A stye, also known as a hordeolum, is a bacterial infection of an oil gland in the eyelid. This results in a red tender bump at the edge of the eyelid. The outside or the inside of the eyelid can be affected.
The cause of a stye is usually a bacterial infection by Staphylococcus aureus. The internal ones are due to infection of the meibomian gland while the external ones are due to an infection of the gland of Zeis. A chalazion on the other hand is a blocked oil gland without infection. A chalazion is typically in the middle of the eyelid and not painful.
Often a stye will go away without any specific treatment in a few days or weeks. Recommendations to speed improvement include warm compresses. Occasionally antibiotic eye ointment may be recommended. While these measures are often recommended, there is little evidence for use in internal styes. The frequency at which styes occur is unclear, though they may occur at any age.

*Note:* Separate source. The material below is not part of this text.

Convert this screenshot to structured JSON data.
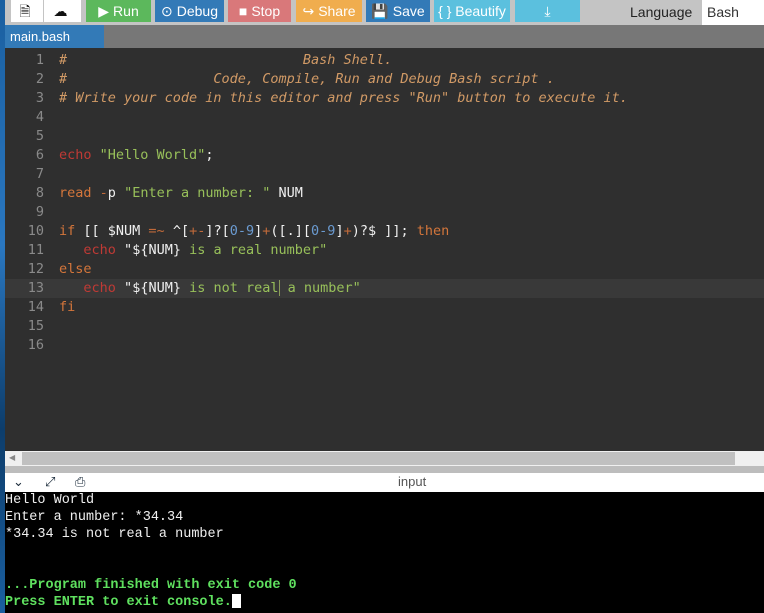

Stye complications occur in very rare cases. However, the most frequent complication of styes is progression to a chalazion that causes cosmetic deformity, corneal irritation, and often requires surgical removal. Complications may also arise from the improper surgical lancing, and mainly consist of disruption of lash growth, lid deformity or lid fistula. Large styes may interfere with one's vision.

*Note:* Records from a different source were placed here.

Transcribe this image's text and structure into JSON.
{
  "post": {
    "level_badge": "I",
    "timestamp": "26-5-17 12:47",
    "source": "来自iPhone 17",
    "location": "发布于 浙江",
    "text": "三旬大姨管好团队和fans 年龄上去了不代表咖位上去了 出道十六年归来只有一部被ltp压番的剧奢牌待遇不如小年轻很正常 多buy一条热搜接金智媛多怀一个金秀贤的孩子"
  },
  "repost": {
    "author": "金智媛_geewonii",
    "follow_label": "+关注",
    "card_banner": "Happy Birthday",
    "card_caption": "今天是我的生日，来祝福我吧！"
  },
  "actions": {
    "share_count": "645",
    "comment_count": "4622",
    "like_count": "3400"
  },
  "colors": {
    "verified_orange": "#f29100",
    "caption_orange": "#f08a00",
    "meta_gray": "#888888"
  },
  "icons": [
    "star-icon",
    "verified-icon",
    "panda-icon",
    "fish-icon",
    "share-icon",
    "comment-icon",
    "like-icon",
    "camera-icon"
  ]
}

Eyelid cellulitis is another potential complication of eye styes, which is a generalized infection of the eyelid. Progression of a stye to a systemic infection (spreading throughout the body) is extremely rare, and only a few instances of such spread have been recorded

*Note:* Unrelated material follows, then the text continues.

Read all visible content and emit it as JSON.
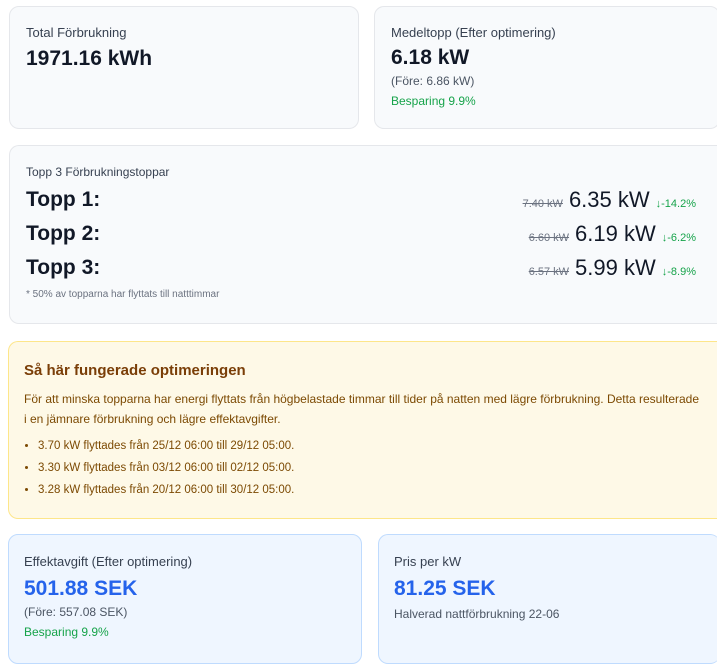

Styes are most commonly caused by the blocking of an oil gland at the base of the eyelash. Styes are experienced by people of all ages. Styes can be triggered by poor nutrition, sleep deprivation, lack of hygiene, lack of water, and rubbing of the eyes. Styes often result from a Staphylococcal infection in the eye, and can be secondary to blepharitis or a deficiency in immunoglobulin. Sharing of washcloths or face towels should be curtailed to avoid spreading the infection between individuals.
Media contact :-
Journal of optometry : open access